▶ ABOUT THIS TASK
Count only the lines of the records that hold "JSON", then give the number without any other words.

▶ DATA TO USE
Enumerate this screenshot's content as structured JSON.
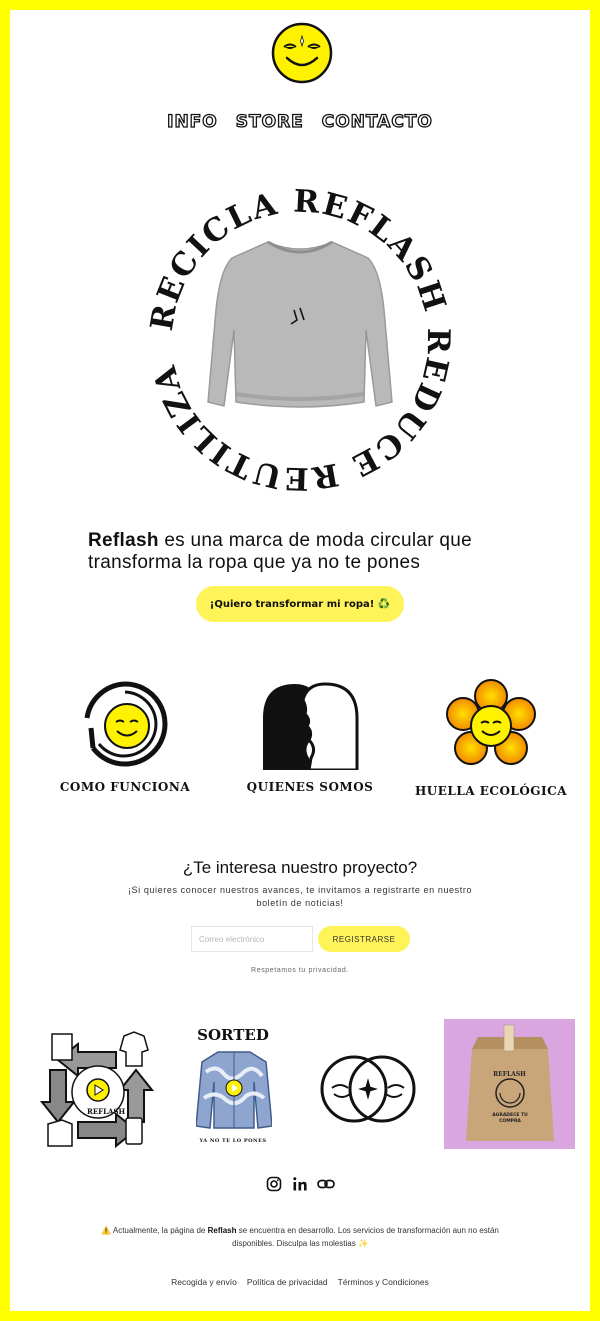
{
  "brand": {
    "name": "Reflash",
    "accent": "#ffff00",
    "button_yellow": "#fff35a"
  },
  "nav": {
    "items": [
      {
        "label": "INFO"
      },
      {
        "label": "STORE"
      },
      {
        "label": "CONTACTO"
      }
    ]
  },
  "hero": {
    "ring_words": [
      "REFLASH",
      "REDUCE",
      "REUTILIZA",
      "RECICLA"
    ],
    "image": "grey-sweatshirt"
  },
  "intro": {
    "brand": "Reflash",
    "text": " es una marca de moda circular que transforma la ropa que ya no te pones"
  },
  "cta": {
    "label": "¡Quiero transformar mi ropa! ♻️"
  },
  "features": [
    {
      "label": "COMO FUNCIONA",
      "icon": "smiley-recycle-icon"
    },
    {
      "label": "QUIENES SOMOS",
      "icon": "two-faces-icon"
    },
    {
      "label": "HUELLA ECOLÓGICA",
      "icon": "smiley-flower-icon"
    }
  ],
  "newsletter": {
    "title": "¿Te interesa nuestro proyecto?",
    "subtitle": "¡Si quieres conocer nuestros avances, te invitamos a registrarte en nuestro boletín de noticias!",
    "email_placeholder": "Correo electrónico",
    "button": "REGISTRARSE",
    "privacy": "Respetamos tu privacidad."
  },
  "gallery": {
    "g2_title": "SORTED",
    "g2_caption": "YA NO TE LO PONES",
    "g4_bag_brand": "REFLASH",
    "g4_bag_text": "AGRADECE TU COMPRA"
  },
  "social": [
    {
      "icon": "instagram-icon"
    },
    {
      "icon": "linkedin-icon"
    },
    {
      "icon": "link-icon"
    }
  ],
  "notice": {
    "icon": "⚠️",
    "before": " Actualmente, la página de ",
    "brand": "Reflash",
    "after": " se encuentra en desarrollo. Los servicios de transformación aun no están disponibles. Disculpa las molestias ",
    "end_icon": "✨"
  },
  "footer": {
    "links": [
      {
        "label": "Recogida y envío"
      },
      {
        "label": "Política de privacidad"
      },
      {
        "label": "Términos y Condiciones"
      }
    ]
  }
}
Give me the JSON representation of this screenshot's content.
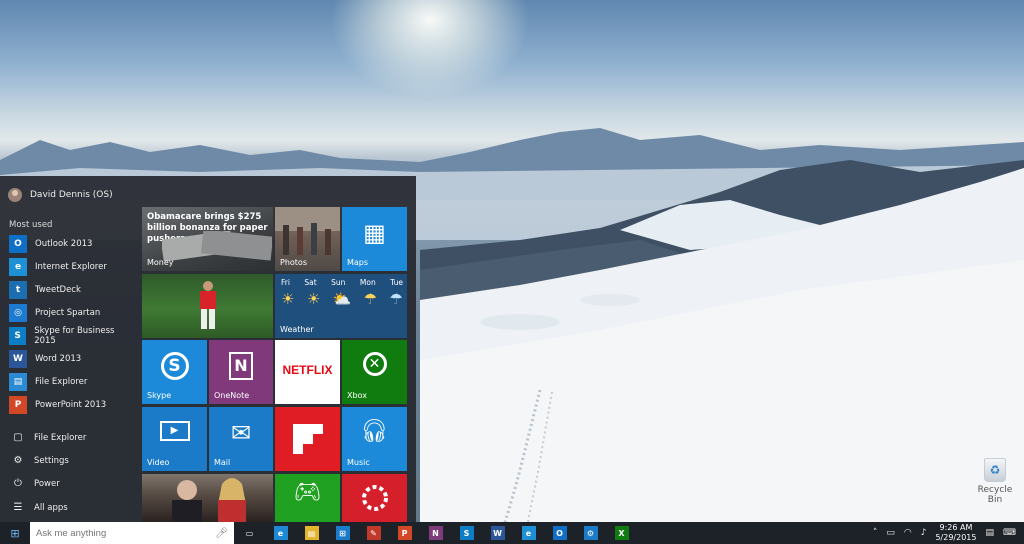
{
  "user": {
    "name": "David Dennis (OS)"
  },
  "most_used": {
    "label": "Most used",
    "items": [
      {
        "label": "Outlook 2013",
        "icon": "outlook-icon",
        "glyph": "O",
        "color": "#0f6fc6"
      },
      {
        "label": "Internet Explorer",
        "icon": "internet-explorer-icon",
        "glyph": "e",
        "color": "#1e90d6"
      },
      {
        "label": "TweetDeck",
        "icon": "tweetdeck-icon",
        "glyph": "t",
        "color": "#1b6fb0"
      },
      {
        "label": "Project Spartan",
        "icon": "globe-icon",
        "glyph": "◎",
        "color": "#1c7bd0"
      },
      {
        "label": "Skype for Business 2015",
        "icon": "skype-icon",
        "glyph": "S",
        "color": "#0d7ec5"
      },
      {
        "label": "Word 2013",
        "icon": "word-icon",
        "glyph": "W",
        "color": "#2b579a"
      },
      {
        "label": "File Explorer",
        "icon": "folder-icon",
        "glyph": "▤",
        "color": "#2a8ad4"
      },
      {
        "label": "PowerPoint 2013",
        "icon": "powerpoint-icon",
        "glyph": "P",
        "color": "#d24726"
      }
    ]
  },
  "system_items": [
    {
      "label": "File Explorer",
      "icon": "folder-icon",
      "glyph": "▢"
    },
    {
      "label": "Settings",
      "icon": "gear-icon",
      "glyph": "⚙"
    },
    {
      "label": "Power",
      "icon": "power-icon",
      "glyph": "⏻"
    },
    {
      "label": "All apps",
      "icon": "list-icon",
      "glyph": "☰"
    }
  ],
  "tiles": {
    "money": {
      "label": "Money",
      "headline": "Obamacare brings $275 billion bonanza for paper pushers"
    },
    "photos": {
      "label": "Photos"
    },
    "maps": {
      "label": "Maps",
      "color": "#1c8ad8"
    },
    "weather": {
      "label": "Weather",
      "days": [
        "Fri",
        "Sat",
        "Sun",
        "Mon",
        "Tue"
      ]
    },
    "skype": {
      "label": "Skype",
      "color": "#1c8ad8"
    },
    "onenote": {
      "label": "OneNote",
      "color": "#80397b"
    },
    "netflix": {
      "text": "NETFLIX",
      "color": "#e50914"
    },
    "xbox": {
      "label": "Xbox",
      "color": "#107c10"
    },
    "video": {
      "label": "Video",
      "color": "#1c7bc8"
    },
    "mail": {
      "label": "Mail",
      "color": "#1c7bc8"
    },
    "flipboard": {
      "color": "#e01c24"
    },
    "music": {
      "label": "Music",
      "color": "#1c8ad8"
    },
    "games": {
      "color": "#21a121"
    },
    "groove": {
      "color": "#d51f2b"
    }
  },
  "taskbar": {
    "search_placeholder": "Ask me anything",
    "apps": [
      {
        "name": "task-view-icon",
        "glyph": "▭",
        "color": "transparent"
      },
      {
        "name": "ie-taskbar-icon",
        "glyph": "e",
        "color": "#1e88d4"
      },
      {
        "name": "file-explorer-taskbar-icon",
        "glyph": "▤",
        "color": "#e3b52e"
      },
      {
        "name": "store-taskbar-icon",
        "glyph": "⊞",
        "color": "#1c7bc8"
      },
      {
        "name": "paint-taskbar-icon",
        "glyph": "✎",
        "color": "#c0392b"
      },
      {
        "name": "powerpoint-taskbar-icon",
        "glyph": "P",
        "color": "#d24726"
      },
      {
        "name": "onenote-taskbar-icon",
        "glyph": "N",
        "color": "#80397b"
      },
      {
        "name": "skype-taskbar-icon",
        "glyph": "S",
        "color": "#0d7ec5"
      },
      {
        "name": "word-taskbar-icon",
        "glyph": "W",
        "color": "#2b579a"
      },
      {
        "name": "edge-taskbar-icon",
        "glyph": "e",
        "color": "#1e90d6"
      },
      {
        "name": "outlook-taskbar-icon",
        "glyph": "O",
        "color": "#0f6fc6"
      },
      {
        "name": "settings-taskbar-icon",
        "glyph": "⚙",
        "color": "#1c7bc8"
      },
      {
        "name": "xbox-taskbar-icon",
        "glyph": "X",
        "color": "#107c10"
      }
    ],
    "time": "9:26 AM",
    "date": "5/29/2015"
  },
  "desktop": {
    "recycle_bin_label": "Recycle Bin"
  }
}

▶ ANSWER BOX
2